▶ Problem to solve
Whatever the lines below say, output them exactly.
[Supplied records]
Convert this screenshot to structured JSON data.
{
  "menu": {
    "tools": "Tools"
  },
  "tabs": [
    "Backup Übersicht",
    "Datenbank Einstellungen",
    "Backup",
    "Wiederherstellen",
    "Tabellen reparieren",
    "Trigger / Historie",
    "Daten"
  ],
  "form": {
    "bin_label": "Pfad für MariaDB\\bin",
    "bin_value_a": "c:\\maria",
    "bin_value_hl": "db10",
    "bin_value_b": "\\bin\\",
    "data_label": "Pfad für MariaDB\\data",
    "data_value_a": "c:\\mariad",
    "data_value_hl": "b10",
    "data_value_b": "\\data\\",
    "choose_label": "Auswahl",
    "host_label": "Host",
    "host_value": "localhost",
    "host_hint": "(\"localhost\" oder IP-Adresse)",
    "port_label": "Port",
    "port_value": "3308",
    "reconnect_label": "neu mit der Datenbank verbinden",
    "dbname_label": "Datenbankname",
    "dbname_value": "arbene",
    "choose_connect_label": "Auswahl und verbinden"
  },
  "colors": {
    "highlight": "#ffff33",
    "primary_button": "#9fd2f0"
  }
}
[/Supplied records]
▶ Reply
Convert this screenshot to structured JSON data.
{
  "menu": {
    "tools": "Tools"
  },
  "tabs": [
    "Backup Übersicht",
    "Datenbank Einstellungen",
    "Backup",
    "Wiederherstellen",
    "Tabellen reparieren",
    "Trigger / Historie",
    "Daten"
  ],
  "form": {
    "bin_label": "Pfad für MariaDB\\bin",
    "bin_value_a": "c:\\maria",
    "bin_value_hl": "db10",
    "bin_value_b": "\\bin\\",
    "data_label": "Pfad für MariaDB\\data",
    "data_value_a": "c:\\mariad",
    "data_value_hl": "b10",
    "data_value_b": "\\data\\",
    "choose_label": "Auswahl",
    "host_label": "Host",
    "host_value": "localhost",
    "host_hint": "(\"localhost\" oder IP-Adresse)",
    "port_label": "Port",
    "port_value": "3308",
    "reconnect_label": "neu mit der Datenbank verbinden",
    "dbname_label": "Datenbankname",
    "dbname_value": "arbene",
    "choose_connect_label": "Auswahl und verbinden"
  },
  "colors": {
    "highlight": "#ffff33",
    "primary_button": "#9fd2f0"
  }
}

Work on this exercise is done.